"I had no funds for a campaign. I couldn't even afford to have posters with a photo of my face printed. I filed my mayoral candidacy with only P100 in my pocket. My wife asked me if I was really up for running for mayor," he says.

But become mayor he did in 2001 and promptly introduced many changes to Glan.

"The first thing I did was to remove all the illegal activities like games and fishing. People were shocked. It's a 180-degree type of governance. That's why I always joke that U.S. President Obama's platform of 'change' was copied from me," he says.

After cleaning up, next on the agenda was moving forward.

With Glan's 31 barangays and population of 100,000, Yap wanted to ensure the youth received proper education. "I grew up playing with children of poor families who all wanted to go to school," he says.

"I feel very strongly that poverty should not be a reason for a child to be denied an education." To this end, he helped set up Sultan Kudarat State Polytechnic College and Glan School of Science and Technology.

For all of his achievements, one of the legacies Yap is most proud of is his spearheading of an economic cluster comprised of Glan and its two neighboring municipalities Sarangani and Jose Abad Santos in Davao del Sur called JAGS-CT (Jose Abad Santos-Glan-Sarangani Cooperation Triangle).

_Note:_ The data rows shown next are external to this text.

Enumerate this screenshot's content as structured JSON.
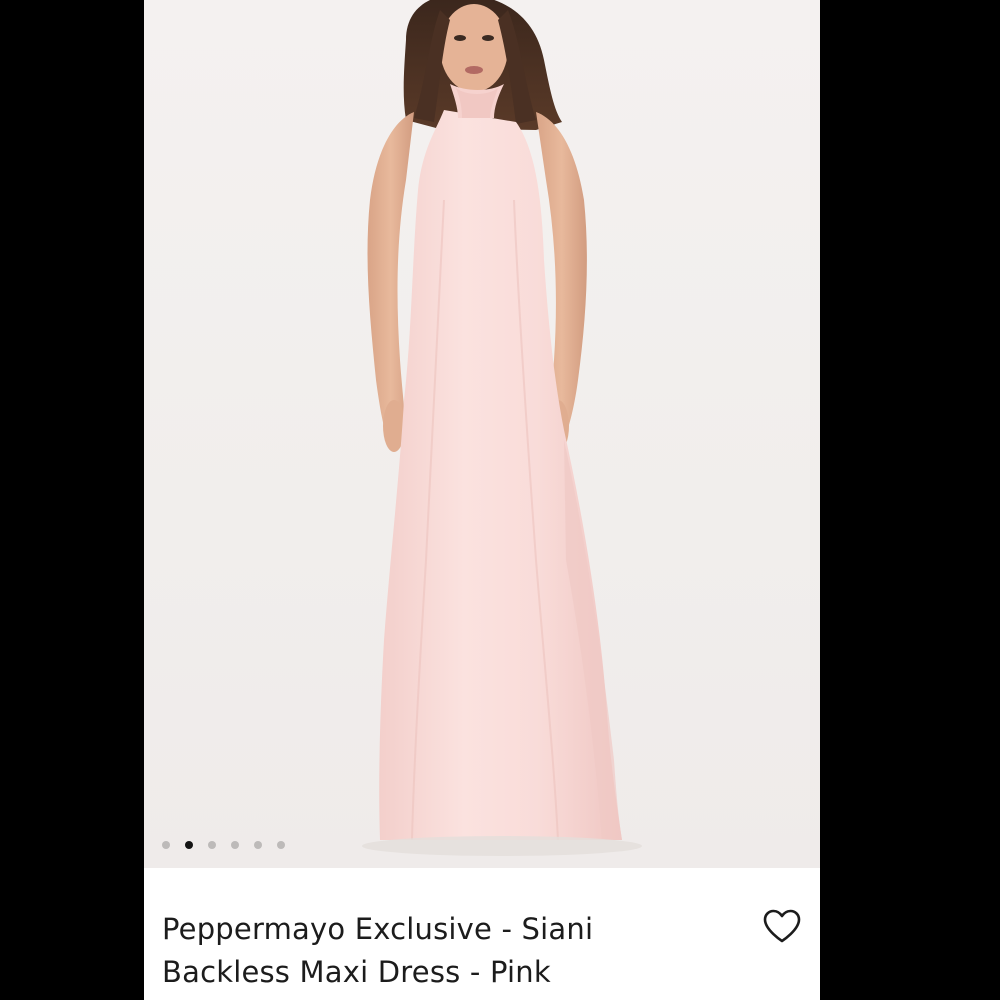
{
  "gallery": {
    "image_alt": "Model wearing a pink satin halter neck backless maxi dress",
    "page_count": 6,
    "active_index": 1
  },
  "product": {
    "title_line1": "Peppermayo Exclusive - Siani",
    "title_line2": "Backless Maxi Dress - Pink"
  },
  "icons": {
    "wishlist": "heart-outline-icon"
  },
  "colors": {
    "dress": "#f7d6d3",
    "background": "#f2efed",
    "dot_active": "#141414",
    "dot_inactive": "#bdbab9"
  }
}
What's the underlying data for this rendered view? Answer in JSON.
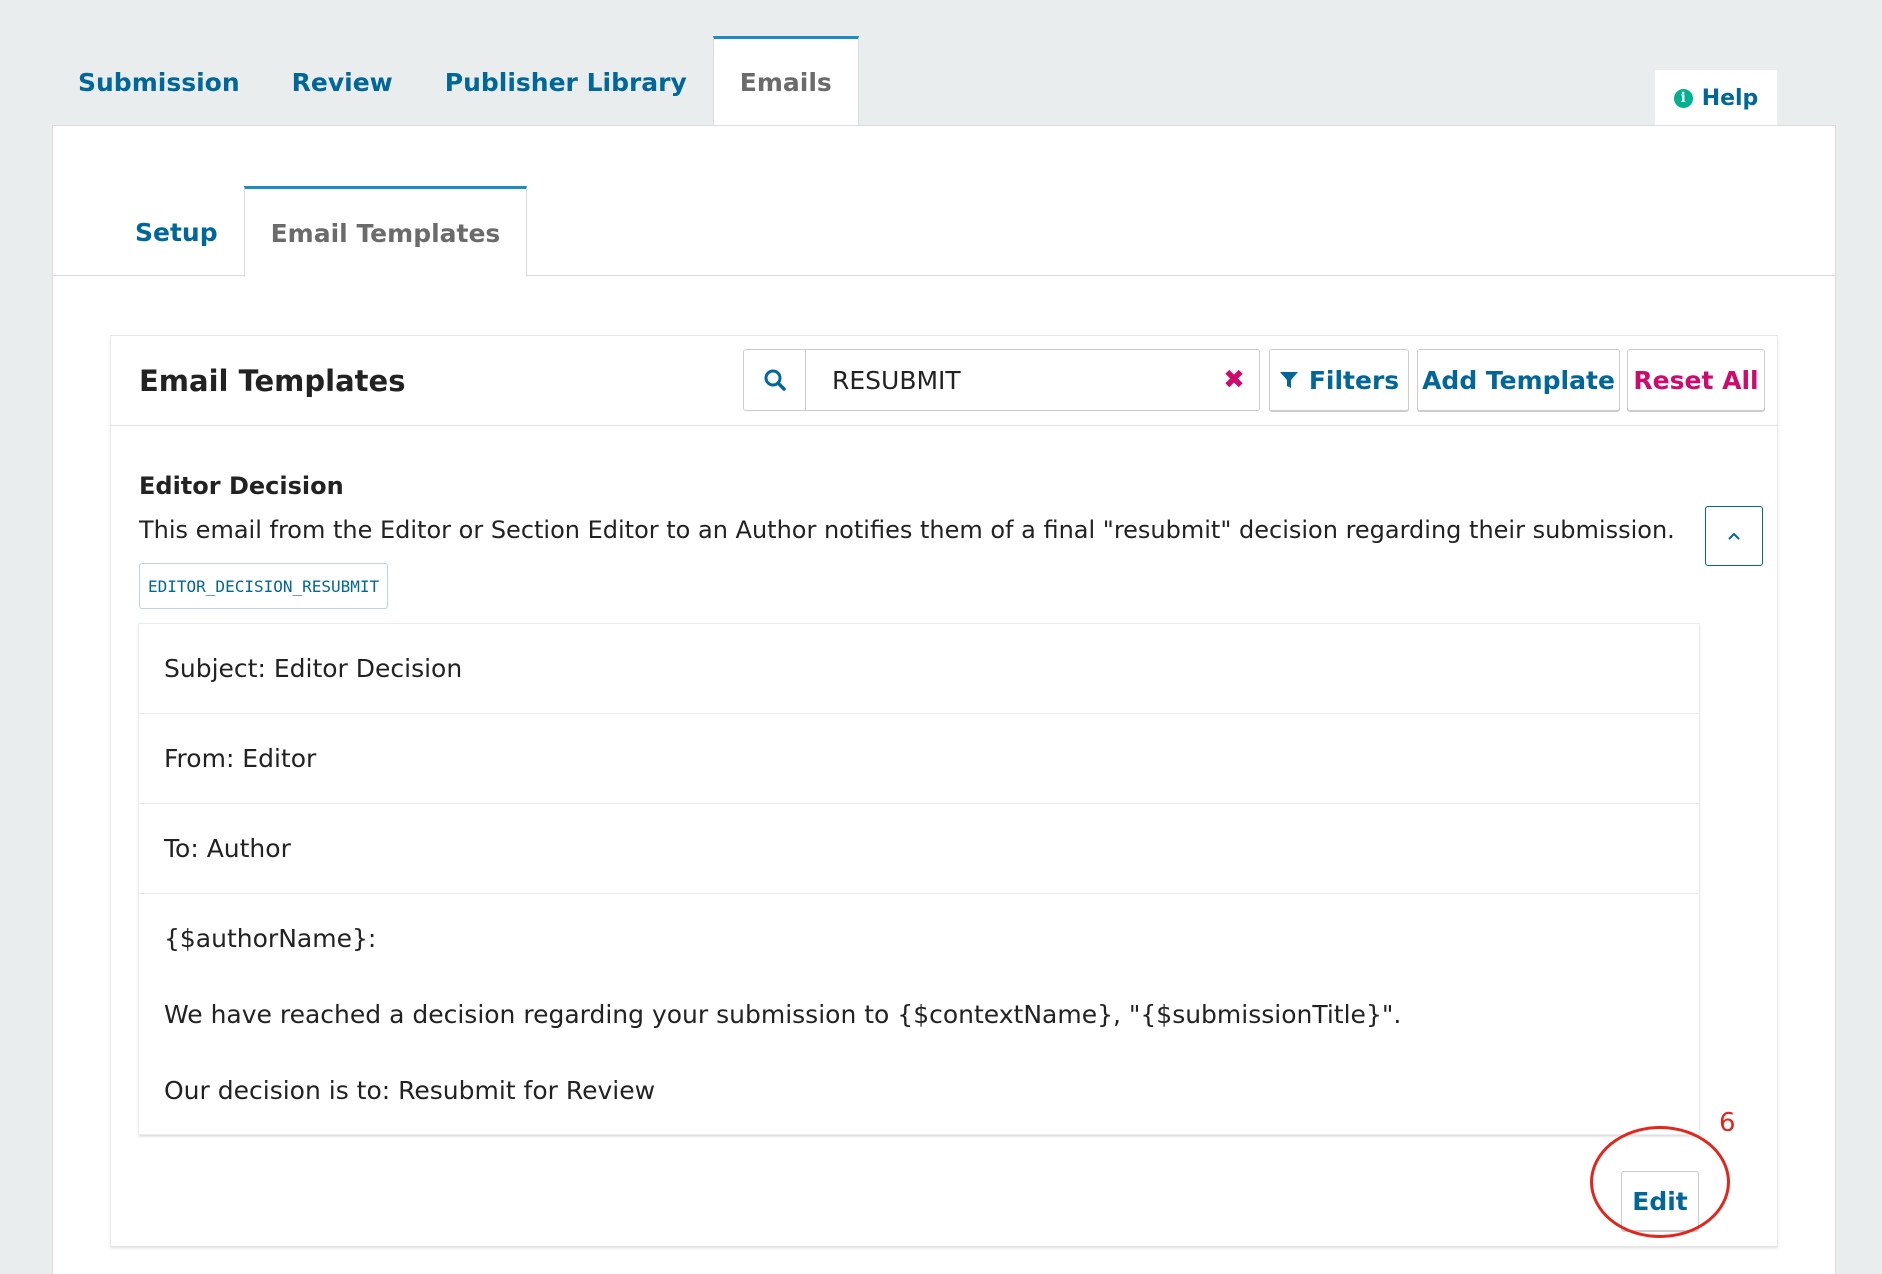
{
  "top_tabs": [
    {
      "label": "Submission"
    },
    {
      "label": "Review"
    },
    {
      "label": "Publisher Library"
    },
    {
      "label": "Emails"
    }
  ],
  "help": {
    "label": "Help"
  },
  "sub_tabs": [
    {
      "label": "Setup"
    },
    {
      "label": "Email Templates"
    }
  ],
  "card": {
    "title": "Email Templates",
    "search_value": "RESUBMIT",
    "filters_label": "Filters",
    "add_label": "Add Template",
    "reset_label": "Reset All"
  },
  "template": {
    "name": "Editor Decision",
    "description": "This email from the Editor or Section Editor to an Author notifies them of a final \"resubmit\" decision regarding their submission.",
    "key": "EDITOR_DECISION_RESUBMIT",
    "subject": "Subject: Editor Decision",
    "from": "From: Editor",
    "to": "To: Author",
    "body": [
      "{$authorName}:",
      "We have reached a decision regarding your submission to {$contextName}, \"{$submissionTitle}\".",
      "Our decision is to: Resubmit for Review"
    ],
    "edit_label": "Edit"
  },
  "annotation": {
    "number": "6",
    "color": "#e2261c"
  },
  "colors": {
    "link": "#006798",
    "danger": "#d00a6c",
    "active_tab_border": "#1e8bc3",
    "help_icon": "#00b28d"
  }
}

The cluster was formed in 2004 to foster relations within the Brunei Darussalam-Indonesia-Malaysia-Philippines East ASEAN Growth Area (BIMP-EAGA). By 2006, a sisterhood agreement with Sangihe Regency of Indonesia was forged to promote better partnership and cooperation.

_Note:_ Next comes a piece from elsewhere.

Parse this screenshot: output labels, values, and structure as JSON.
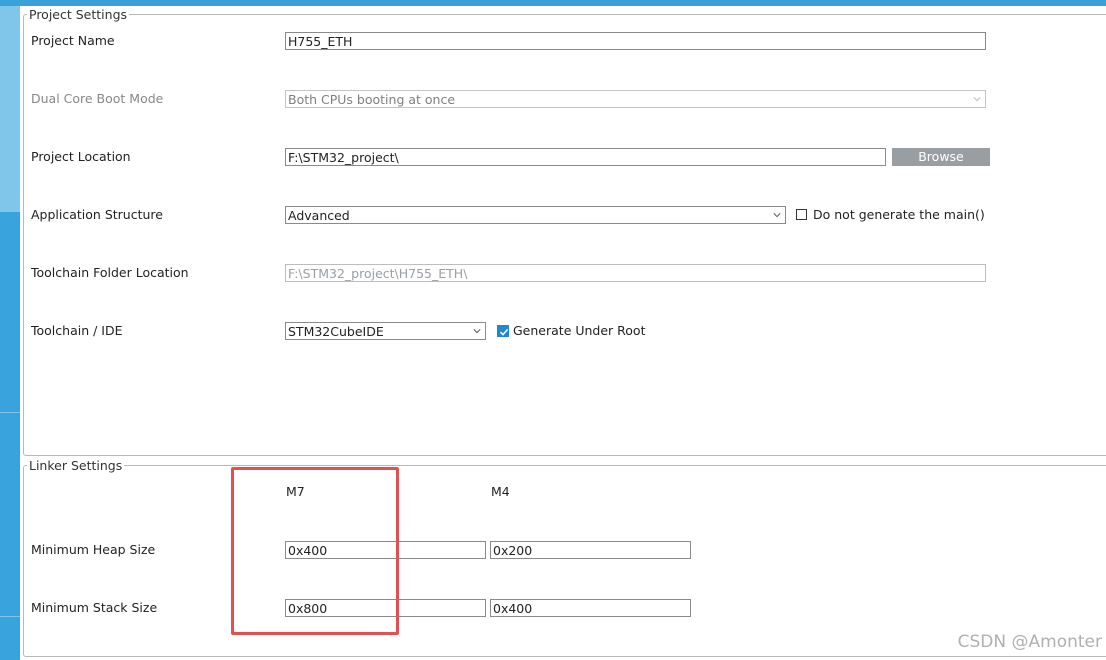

"The Indonesian port of Tahuna is a mere seven hours away from Glan, it makes sense to do business with Indonesia since it's nearer to us than Manila," he says.

"We spent P18 million to repair, rehabilitate and upgrade the Glan International Port into a modern, international-standard port to bolster the livelihood and economic activities in JAGS-CT."

When asked how he spends his leisure time, he replies, "I am on call 24 hours a day, 7 days a week. It's hard to find time for even a nap. Public service is a sacrifice. If you want to be a good public servant, it's not going to be too good for raising a family."

His family may not totally agree with his statement, given that public service seems to be something they do well together. Yap's wife, Ami Abundo, is a councilor of Glan while his daughter, Miquee Louise, was a board member of the youth sector for five years.

Although Yap is no longer eligible to run for mayor, he jokes that he would consider running for vice-mayor if only to continue the efforts and initiatives he has started.

"Glan used to be a dead-end municipality, but now it's on its way to becoming a trading and economic hub for South and Western Mindanao. We also have around six beaches and numerous resorts, so we're working towards becoming the aqua-marine and tourism center of Socsargen (South Cotabato, Sarangani and General Santos City). I'm really in love with my community," he says.

The success he's found as a public servant has served as poignant turning point for his spirituality as well. "For a time back in the 80s, I didn't believe in God anymore," he says.

"I had asked for change for Glan and I didn't get to see that right away. Now I realize I was given the chance to make the change that I asked for."